The Concept of War


Regardless of whether you believe the world is a perfect place or you are agnostic, war has a profound effect on the human psyche. It is estimated that up to 90% of the casualties in contemporary conflicts are civilians. The vast majority of these casualties are women. Attempts to resolve these conflicts through peaceful means are often futile.

War is a phenomenon that has been around for ages. Its roots are in ancient civilizations and the writings of Saint Thomas Aquinas. Today, it is a highly organized and politically controlled phenomenon. It is a relation between a state and another state, with a set of rules and conventions that can be traced back to religions and ancient cultures.

In the modern day, it is a phenomenon that is governed by international humanitarian law. This law is based on the work of the first Geneva Convention, which was signed in 1864 by twelve European countries. The ICRC, or the International Committee of the Red Cross, has a special role in enforcing the laws of war. It helps the United Nations determine the guilt of war crimes by requiring member states to report violations. It also makes recommendations to update the rules. In the 1990s, the International Criminal Tribunal for the former Yugoslavia helped punish war criminals.

Various philosophers have examined the connection between war and morality. They disagree as to how much of the latter is affected by the nature of war. Some claim that the nature of war discards morality. Others, however, insist that war and morality do not mix.
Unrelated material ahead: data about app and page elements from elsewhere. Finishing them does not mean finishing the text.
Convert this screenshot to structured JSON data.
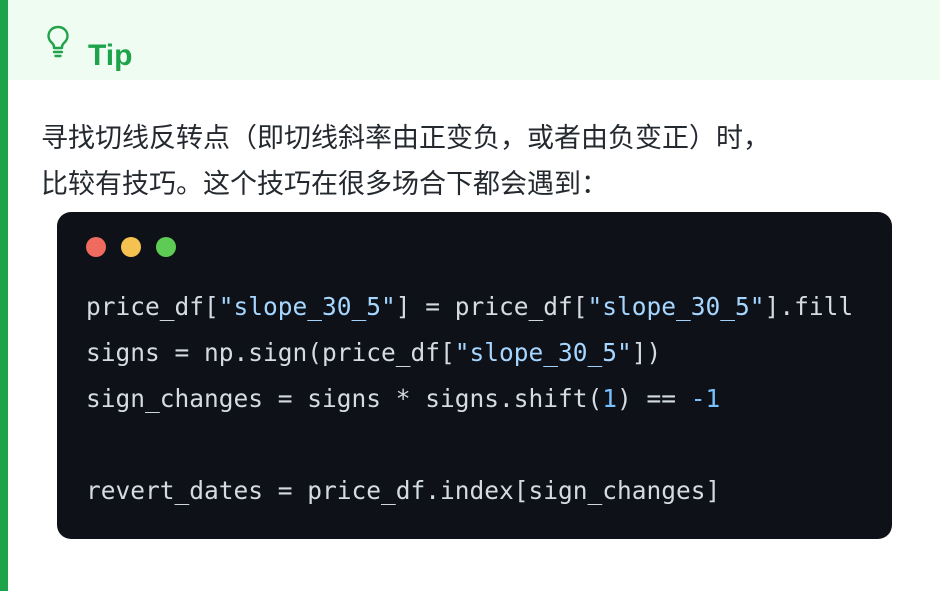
{
  "admonition": {
    "title": "Tip",
    "icon": "lightbulb-icon",
    "accent_color": "#1fa34a",
    "header_background": "#effcf1"
  },
  "paragraph": {
    "line1": "寻找切线反转点（即切线斜率由正变负，或者由负变正）时，",
    "line2": "比较有技巧。这个技巧在很多场合下都会遇到："
  },
  "code_block": {
    "window_controls": [
      "close",
      "minimize",
      "maximize"
    ],
    "lines": [
      [
        {
          "t": "text",
          "v": "price_df["
        },
        {
          "t": "str",
          "v": "\"slope_30_5\""
        },
        {
          "t": "text",
          "v": "] = price_df["
        },
        {
          "t": "str",
          "v": "\"slope_30_5\""
        },
        {
          "t": "text",
          "v": "].fill"
        }
      ],
      [
        {
          "t": "text",
          "v": "signs = np.sign(price_df["
        },
        {
          "t": "str",
          "v": "\"slope_30_5\""
        },
        {
          "t": "text",
          "v": "])"
        }
      ],
      [
        {
          "t": "text",
          "v": "sign_changes = signs * signs.shift("
        },
        {
          "t": "num",
          "v": "1"
        },
        {
          "t": "text",
          "v": ") == "
        },
        {
          "t": "num",
          "v": "-1"
        }
      ],
      [],
      [
        {
          "t": "text",
          "v": "revert_dates = price_df.index[sign_changes]"
        }
      ]
    ]
  }
}
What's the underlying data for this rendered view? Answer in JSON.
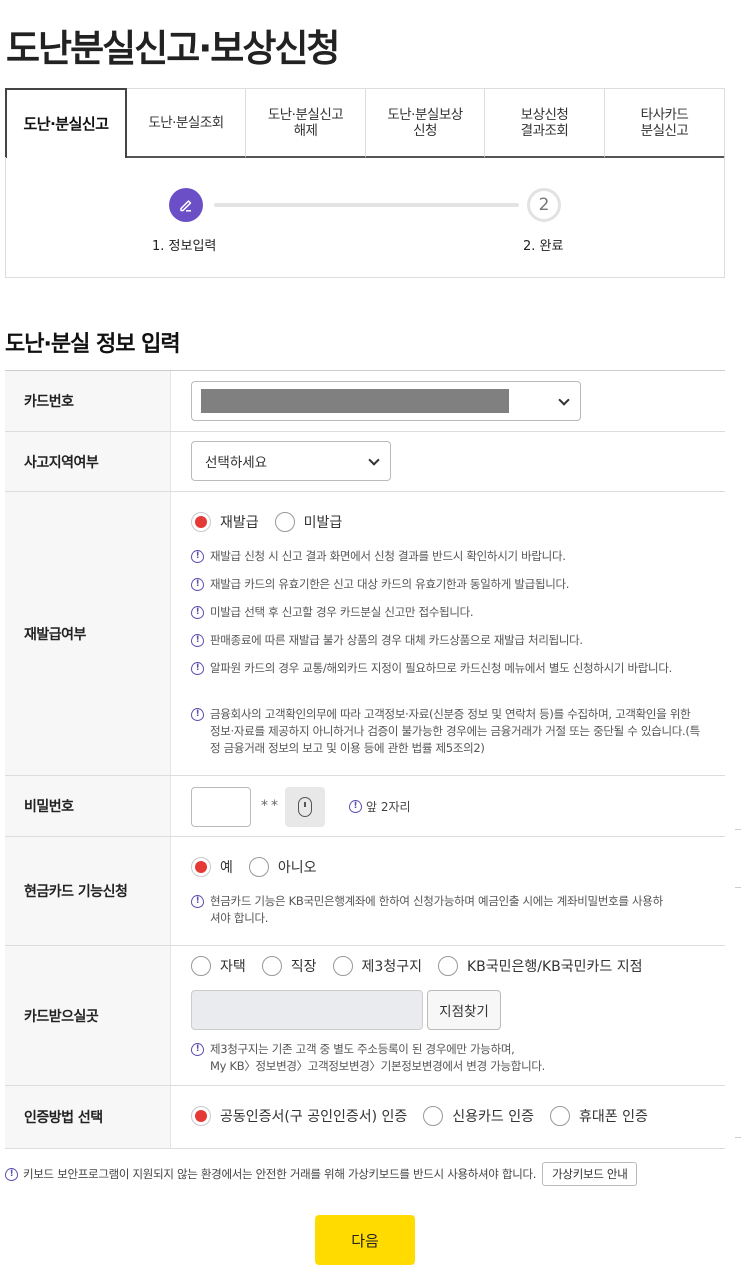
{
  "page": {
    "title": "도난분실신고·보상신청"
  },
  "tabs": [
    {
      "label": "도난·분실신고",
      "active": true
    },
    {
      "label": "도난·분실조회"
    },
    {
      "label": "도난·분실신고\n해제"
    },
    {
      "label": "도난·분실보상\n신청"
    },
    {
      "label": "보상신청\n결과조회"
    },
    {
      "label": "타사카드\n분실신고"
    }
  ],
  "steps": {
    "step1_label": "1. 정보입력",
    "step2_number": "2",
    "step2_label": "2. 완료"
  },
  "section": {
    "title": "도난·분실 정보 입력"
  },
  "form": {
    "card_number": {
      "label": "카드번호",
      "value": ""
    },
    "region": {
      "label": "사고지역여부",
      "value": "선택하세요"
    },
    "reissue": {
      "label": "재발급여부",
      "options": [
        "재발급",
        "미발급"
      ],
      "selected": "재발급",
      "notes": [
        "재발급 신청 시 신고 결과 화면에서 신청 결과를 반드시 확인하시기 바랍니다.",
        "재발급 카드의 유효기한은 신고 대상 카드의 유효기한과 동일하게 발급됩니다.",
        "미발급 선택 후 신고할 경우 카드분실 신고만 접수됩니다.",
        "판매종료에 따른 재발급 불가 상품의 경우 대체 카드상품으로 재발급 처리됩니다.",
        "알파원 카드의 경우 교통/해외카드 지정이 필요하므로 카드신청 메뉴에서 별도 신청하시기 바랍니다.",
        "금융회사의 고객확인의무에 따라 고객정보·자료(신분증 정보 및 연락처 등)를 수집하며, 고객확인을 위한 정보·자료를 제공하지 아니하거나 검증이 불가능한 경우에는 금융거래가 거절 또는 중단될 수 있습니다.(특정 금융거래 정보의 보고 및 이용 등에 관한 법률 제5조의2)"
      ]
    },
    "password": {
      "label": "비밀번호",
      "stars": "**",
      "hint": "앞 2자리"
    },
    "cash_card": {
      "label": "현금카드 기능신청",
      "options": [
        "예",
        "아니오"
      ],
      "selected": "예",
      "note": "현금카드 기능은 KB국민은행계좌에 한하여 신청가능하며 예금인출 시에는 계좌비밀번호를 사용하셔야 합니다."
    },
    "delivery": {
      "label": "카드받으실곳",
      "options": [
        "자택",
        "직장",
        "제3청구지",
        "KB국민은행/KB국민카드 지점"
      ],
      "branch_button": "지점찾기",
      "note_line1": "제3청구지는 기존 고객 중 별도 주소등록이 된 경우에만 가능하며,",
      "note_line2": "My KB〉정보변경〉고객정보변경〉기본정보변경에서 변경 가능합니다."
    },
    "auth": {
      "label": "인증방법 선택",
      "options": [
        "공동인증서(구 공인인증서) 인증",
        "신용카드 인증",
        "휴대폰 인증"
      ],
      "selected": "공동인증서(구 공인인증서) 인증"
    }
  },
  "footer": {
    "note": "키보드 보안프로그램이 지원되지 않는 환경에서는 안전한 거래를 위해 가상키보드를 반드시 사용하셔야 합니다.",
    "keyboard_button": "가상키보드 안내",
    "next_button": "다음"
  },
  "colors": {
    "accent_purple": "#6a4fc7",
    "radio_red": "#e53935",
    "next_yellow": "#ffdb00"
  }
}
The concept of war can be traced to Neolithic and Mesolithic times. In these times, the reasons for war were fear of others and threats. Although these reasons have changed over time, they still remain the same. During the Middle Ages, the concept of war was criticized by philosophers, such as Vico. During the Enlightenment, Voltaire argued that famine, plague, and war were the three ingredients of a wretched world.

The modern concept of war is influenced by a number of political schools. These schools differ in their conception of what constitutes war and the responsibility of the state. While some of them, such as Hume and Rousseau, believe that war is an organic part of man’s nature, other writers argue that the state must be active.

The legitimacy of a legal authority to declare war depends on what “the people” want. The state’s leaders are both morally and politically responsible for their actions. The state is a harbinger of war and must ensure that it is waged in a just way. It is therefore a good idea to consider what notions of sovereignty and individuality are at stake in the debate over war.

One of the key concepts of philosophy of war is the relationship between the state and the people. The concept of the state is not unique to war; it also applies to other aspects of political and moral philosophy.